From an ethical angle, this leaves the question of NATO’s promise of membership to Ukraine. Some nuance can provide a plausible answer. Extending a prospect of membership is legitimate for a defensive alliance and hoping for it a legitimate aim for a sovereign country. The context made the offer understandable, too. In 2008 both Russia and the West were preoccupied by a similar threat. A gruesome attack in Beslan in the North Caucasus happened in 2004, and a major raid by Islamic militants in Nalchik took place a year later. Between bomb attacks in Madrid (2004) and London (2005) one of the inevitable tasks for NATO seemed to be the fight against terrorism. Baltic and several Eastern European states, including Georgia, were steadfast allies in Afghanistan.
Was the offer of membership to Ukraine (and Georgia) as wise as it was legitimate and understandable? Views on this differ. While the former Russian foreign minister Andrei Kozyrev says that ‘this argument about NATO is just propaganda’, there are representatives of the security establishment in the West, such as former Chief of MI6 John Sawers, who think that the 2008 promises ‘were unwise […] and raised expectations.’ The practical compromise, as in the case of Georgia, was to try and prevent NATO’s Article 5 from ever needing to be invoked: preventing the calamity voids the need for insurance.
Whatever one thinks of the merits of this eventual arrangement, as many observers have pointed out, NATO troops only were deployed in more forward positions in Eastern Europe after Russia’s seizure of Crimea. In that way, the Kremlin squarely bears the responsibility for increasing NATO’s presence in Eastern Europe. Moreover, even if one disagrees with Western policy in Eastern Europe, the just war tradition shows that the use of force cannot be justified in response.

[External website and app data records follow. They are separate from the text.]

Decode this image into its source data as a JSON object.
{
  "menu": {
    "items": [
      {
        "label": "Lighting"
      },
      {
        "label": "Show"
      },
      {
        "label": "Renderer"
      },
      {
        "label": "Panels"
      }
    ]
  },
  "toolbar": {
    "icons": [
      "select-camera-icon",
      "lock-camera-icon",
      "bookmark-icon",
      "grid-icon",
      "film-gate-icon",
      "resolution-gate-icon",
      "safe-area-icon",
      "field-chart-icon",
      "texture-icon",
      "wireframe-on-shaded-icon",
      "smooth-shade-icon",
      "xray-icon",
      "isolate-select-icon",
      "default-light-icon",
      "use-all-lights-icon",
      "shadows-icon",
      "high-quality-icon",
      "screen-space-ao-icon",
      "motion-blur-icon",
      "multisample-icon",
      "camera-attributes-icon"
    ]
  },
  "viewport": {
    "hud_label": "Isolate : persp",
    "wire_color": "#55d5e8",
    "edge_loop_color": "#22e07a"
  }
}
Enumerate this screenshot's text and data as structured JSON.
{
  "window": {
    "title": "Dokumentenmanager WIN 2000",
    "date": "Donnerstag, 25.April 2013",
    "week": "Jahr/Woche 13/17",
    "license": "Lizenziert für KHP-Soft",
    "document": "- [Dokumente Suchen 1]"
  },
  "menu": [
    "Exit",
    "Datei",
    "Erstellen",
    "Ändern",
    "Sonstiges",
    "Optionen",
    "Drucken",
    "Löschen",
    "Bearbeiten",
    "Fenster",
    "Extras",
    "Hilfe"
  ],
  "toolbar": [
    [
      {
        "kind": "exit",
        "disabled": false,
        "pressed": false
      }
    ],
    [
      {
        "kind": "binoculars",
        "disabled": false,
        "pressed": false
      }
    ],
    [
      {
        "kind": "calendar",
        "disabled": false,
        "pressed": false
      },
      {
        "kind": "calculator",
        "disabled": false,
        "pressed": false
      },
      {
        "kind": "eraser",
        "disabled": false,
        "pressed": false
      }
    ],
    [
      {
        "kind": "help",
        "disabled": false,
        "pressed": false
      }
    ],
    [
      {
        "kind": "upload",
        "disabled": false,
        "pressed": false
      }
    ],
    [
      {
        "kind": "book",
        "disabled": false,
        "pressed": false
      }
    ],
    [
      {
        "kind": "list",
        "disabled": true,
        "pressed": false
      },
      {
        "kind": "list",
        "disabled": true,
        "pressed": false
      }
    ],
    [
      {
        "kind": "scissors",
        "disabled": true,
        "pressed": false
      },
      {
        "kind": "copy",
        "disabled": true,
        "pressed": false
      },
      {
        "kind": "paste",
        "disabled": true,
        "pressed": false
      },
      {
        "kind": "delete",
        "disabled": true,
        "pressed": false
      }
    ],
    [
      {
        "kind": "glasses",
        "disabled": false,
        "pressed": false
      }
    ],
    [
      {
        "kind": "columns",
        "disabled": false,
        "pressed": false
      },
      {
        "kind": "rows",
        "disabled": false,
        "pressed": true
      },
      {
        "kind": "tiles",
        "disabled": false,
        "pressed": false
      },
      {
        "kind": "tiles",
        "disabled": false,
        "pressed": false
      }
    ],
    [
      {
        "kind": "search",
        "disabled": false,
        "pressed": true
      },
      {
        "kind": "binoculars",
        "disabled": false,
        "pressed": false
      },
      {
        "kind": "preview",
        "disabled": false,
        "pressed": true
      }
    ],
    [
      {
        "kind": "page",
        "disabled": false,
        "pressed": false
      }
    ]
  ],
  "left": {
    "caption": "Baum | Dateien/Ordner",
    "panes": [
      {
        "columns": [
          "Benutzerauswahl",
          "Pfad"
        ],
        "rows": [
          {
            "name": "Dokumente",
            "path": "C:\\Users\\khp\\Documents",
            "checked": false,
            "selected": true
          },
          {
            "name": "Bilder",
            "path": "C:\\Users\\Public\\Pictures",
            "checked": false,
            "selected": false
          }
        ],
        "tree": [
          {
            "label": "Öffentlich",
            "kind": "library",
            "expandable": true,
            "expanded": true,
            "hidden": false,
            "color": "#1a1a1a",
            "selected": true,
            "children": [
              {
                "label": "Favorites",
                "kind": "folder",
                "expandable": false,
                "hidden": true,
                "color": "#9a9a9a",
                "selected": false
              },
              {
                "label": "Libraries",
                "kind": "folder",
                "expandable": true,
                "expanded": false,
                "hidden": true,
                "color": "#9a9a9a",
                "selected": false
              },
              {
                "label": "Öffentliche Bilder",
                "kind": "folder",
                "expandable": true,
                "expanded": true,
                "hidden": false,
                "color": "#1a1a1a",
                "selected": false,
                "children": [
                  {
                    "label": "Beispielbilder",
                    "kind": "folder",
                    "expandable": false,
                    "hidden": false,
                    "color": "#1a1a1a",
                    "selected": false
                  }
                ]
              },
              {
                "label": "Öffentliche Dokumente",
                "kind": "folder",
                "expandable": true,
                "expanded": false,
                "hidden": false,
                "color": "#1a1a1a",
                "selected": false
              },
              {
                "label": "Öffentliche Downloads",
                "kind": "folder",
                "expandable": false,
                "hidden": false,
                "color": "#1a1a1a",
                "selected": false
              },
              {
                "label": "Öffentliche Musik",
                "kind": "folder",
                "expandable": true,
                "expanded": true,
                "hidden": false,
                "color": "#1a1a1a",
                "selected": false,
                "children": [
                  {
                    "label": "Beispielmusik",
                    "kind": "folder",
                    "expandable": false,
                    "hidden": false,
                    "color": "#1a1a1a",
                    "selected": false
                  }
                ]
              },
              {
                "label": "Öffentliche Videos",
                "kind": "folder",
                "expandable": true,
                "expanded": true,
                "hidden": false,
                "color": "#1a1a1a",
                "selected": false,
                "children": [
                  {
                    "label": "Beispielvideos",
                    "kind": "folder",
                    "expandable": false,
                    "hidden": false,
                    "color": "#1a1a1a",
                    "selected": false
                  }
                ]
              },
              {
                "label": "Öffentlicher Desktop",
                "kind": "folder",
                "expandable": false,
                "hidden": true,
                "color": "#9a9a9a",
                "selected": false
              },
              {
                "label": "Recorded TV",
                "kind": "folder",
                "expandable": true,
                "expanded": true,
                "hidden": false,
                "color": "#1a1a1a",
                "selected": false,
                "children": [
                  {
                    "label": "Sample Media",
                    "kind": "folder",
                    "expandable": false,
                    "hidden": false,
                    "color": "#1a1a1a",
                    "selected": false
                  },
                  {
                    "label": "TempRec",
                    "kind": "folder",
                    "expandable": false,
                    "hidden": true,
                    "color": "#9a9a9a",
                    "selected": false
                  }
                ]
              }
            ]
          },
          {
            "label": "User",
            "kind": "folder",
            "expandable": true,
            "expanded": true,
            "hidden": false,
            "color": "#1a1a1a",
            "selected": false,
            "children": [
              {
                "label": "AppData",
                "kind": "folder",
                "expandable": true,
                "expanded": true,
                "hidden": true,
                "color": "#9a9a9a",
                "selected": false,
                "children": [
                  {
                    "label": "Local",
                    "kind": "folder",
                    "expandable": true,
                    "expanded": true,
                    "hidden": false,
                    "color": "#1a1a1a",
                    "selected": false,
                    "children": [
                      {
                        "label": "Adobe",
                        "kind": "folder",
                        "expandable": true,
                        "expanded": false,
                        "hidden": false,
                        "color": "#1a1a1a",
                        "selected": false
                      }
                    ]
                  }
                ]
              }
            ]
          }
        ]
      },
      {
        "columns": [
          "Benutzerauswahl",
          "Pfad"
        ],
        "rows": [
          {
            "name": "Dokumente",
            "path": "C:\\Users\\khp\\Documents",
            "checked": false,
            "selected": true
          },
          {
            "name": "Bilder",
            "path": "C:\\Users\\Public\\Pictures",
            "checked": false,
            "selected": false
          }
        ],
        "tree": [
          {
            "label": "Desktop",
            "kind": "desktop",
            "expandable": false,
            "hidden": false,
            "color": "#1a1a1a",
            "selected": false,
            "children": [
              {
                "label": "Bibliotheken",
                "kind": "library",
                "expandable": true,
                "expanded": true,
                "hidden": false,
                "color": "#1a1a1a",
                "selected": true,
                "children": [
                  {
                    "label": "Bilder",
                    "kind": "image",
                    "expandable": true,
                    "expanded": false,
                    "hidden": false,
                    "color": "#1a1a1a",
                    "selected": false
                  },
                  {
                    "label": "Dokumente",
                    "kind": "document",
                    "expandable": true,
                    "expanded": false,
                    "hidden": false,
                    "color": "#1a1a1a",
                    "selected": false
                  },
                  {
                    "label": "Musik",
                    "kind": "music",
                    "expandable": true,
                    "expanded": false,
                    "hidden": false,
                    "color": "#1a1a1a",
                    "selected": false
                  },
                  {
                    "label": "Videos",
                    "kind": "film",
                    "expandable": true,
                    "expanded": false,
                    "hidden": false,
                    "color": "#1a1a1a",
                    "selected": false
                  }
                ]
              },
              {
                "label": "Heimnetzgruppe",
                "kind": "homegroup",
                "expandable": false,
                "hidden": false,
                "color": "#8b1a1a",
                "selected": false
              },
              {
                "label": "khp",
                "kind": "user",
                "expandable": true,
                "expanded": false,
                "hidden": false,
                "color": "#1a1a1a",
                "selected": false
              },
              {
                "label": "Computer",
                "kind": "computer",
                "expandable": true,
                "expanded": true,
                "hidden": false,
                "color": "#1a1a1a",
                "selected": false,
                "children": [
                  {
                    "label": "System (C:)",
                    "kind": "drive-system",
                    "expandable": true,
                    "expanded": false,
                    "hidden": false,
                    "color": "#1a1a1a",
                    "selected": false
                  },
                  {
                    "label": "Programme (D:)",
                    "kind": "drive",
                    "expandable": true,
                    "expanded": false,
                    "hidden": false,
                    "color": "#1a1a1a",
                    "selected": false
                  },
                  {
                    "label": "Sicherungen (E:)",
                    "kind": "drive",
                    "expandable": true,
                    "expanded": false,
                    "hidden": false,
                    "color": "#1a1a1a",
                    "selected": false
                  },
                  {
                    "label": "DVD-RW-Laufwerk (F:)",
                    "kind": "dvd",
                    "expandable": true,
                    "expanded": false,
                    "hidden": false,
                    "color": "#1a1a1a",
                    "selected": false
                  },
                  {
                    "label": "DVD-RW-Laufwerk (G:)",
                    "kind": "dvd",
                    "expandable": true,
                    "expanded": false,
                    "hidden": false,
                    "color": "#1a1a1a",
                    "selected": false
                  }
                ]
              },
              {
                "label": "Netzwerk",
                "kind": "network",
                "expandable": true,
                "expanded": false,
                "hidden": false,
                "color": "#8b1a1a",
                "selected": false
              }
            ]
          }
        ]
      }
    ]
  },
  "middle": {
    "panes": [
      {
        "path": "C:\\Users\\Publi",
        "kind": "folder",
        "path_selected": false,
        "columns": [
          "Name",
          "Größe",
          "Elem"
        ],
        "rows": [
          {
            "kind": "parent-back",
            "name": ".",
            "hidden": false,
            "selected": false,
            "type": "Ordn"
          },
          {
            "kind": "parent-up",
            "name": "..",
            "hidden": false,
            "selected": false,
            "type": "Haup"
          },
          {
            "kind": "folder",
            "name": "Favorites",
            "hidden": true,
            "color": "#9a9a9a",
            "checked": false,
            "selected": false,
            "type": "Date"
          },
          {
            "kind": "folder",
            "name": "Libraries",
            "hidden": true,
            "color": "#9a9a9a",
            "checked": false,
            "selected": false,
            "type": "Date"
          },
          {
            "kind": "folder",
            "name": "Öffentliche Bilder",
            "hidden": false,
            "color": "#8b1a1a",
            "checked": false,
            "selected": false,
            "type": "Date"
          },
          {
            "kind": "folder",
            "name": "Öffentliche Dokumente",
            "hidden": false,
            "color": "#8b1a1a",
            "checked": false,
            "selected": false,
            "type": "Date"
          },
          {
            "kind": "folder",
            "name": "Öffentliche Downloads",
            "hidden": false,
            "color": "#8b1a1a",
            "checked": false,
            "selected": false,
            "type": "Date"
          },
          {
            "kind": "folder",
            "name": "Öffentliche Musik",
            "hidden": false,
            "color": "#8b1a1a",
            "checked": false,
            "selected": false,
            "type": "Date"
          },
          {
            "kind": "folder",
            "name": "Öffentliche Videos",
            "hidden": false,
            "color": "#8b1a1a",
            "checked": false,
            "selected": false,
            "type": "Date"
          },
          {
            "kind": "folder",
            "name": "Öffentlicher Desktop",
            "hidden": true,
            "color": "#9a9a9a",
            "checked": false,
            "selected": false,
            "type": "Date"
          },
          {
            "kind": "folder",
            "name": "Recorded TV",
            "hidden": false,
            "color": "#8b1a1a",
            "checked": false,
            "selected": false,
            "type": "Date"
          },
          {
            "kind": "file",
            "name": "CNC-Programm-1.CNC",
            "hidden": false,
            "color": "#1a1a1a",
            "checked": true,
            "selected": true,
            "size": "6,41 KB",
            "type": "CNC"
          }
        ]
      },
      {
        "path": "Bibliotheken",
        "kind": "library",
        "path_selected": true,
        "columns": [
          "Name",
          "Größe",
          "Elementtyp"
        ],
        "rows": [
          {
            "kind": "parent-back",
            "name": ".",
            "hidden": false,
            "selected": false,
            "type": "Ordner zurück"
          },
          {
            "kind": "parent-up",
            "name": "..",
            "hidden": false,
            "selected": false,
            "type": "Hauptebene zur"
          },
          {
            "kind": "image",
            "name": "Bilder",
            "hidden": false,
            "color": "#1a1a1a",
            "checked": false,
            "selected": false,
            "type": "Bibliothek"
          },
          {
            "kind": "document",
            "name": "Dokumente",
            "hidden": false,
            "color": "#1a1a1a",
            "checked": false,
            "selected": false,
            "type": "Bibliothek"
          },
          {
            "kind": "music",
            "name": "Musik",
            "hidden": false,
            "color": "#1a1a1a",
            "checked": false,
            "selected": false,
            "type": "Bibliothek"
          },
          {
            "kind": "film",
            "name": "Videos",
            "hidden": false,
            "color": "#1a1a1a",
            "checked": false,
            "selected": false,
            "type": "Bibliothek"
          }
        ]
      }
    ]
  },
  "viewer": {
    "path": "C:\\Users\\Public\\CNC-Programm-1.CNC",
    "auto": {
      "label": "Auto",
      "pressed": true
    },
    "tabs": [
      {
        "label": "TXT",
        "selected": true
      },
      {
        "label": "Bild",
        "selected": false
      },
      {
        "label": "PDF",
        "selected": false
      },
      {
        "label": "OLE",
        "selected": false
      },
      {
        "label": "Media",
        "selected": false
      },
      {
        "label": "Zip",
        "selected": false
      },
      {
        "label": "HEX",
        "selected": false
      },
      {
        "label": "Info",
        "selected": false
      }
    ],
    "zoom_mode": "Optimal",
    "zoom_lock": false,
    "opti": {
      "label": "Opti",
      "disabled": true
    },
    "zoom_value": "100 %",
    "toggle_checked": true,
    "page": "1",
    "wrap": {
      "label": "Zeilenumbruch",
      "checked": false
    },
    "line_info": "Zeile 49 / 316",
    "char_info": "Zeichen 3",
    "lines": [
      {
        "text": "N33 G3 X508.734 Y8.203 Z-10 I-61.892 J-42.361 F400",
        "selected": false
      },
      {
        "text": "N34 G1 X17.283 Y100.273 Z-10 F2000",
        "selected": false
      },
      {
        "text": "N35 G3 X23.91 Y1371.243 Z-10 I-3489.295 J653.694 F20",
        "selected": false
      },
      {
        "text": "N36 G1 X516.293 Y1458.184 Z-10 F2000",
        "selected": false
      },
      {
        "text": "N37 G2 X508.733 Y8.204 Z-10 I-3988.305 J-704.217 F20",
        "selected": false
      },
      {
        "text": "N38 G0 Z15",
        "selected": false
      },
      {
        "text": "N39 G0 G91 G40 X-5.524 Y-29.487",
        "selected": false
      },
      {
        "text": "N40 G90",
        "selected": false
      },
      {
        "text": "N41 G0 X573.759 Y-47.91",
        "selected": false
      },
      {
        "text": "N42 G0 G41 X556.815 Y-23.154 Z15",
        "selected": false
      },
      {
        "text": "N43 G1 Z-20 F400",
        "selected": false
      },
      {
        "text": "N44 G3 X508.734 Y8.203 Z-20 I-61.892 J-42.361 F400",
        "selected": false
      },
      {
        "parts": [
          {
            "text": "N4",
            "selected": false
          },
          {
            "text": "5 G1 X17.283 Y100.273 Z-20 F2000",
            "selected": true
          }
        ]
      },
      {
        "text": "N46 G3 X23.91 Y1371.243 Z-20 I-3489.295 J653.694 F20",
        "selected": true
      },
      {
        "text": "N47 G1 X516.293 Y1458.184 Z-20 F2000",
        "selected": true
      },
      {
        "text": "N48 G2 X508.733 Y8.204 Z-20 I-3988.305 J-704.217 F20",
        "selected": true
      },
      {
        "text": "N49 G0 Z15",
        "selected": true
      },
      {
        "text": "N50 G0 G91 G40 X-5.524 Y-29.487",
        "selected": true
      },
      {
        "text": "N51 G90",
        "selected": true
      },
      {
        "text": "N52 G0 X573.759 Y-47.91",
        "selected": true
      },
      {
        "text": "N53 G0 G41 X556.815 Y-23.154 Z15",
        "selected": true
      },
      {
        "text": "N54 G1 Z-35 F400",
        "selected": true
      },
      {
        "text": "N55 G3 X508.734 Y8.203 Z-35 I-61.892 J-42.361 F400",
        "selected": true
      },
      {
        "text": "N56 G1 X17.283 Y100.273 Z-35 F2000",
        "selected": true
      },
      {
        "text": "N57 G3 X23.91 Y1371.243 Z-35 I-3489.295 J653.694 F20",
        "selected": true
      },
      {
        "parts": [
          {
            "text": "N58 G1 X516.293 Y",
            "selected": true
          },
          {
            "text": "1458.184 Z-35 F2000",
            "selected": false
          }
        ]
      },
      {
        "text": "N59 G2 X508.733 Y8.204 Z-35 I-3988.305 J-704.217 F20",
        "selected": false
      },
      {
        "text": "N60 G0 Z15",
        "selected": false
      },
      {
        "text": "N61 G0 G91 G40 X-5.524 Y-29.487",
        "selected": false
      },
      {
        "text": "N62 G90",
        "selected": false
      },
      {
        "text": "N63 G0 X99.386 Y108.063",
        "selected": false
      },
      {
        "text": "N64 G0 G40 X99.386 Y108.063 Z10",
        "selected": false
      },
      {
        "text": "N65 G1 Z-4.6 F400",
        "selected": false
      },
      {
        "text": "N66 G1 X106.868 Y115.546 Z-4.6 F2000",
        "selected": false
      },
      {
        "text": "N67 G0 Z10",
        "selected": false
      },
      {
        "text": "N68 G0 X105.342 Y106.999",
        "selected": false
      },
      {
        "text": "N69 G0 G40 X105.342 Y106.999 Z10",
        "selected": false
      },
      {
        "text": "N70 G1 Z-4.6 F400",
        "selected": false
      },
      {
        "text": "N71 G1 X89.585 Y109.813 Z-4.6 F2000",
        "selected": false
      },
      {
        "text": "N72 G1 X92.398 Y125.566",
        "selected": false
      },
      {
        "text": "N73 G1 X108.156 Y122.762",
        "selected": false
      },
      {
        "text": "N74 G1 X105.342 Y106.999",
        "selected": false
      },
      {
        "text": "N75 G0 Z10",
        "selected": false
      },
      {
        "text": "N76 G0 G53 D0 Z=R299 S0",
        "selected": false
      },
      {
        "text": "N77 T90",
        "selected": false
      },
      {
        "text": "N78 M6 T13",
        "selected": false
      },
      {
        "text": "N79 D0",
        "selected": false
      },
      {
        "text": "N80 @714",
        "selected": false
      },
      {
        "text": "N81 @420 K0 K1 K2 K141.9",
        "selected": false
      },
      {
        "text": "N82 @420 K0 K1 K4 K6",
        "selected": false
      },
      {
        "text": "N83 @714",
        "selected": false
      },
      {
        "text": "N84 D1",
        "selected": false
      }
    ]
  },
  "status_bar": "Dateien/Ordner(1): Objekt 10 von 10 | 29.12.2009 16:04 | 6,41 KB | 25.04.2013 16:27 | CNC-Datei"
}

Optimistic versus Pessimistic Conclusions
Different readings of this stark conclusion are possible. In an optimistic interpretation, many Russians, including in military and security structures, could conclude that whatever legitimate interests Russia has, they came nowhere close to warranting military aggression. Certainly, thousands of Russians are protesting at great risk to themselves. To those hoping to spot more dissent in Russia, there are indications that it exists and is folded into circumlocutions. The brand of authoritarian populism in the West, too, may be weakened by its associations with Vladimir Putin.
In a more pessimistic reading, the West is unlikely to return to common ground with Russia over the next decade. The ethical underpinning for such commonality has been rent. The plain dishonesty of Russian diplomacy factors in this, too. For years, it may not be possible to engage with Russia's current and future leadership to solve some of the world's pressing problems.
Such a de-facto schism would have major policy implications, including on climate change. Geoengineering may require renewed consideration. Previously, such attempts to slow or reverse climate impacts through large-scale intervention, were largely seen as the realm of technological enthusiasts. Without multilateralism, there may not be much of an alternative.
Whichever interpretation one finds plausible, the recent invasion of Ukraine marks a radical change of paradigm. The ethical assessment highlights that it is unlikely that there will be a return to normal soon.
Hans Gutbrod is Associate Professor at Ilia State University and Senior Fellow at the Center for Peace and Conflict Studies, Seton Hall University.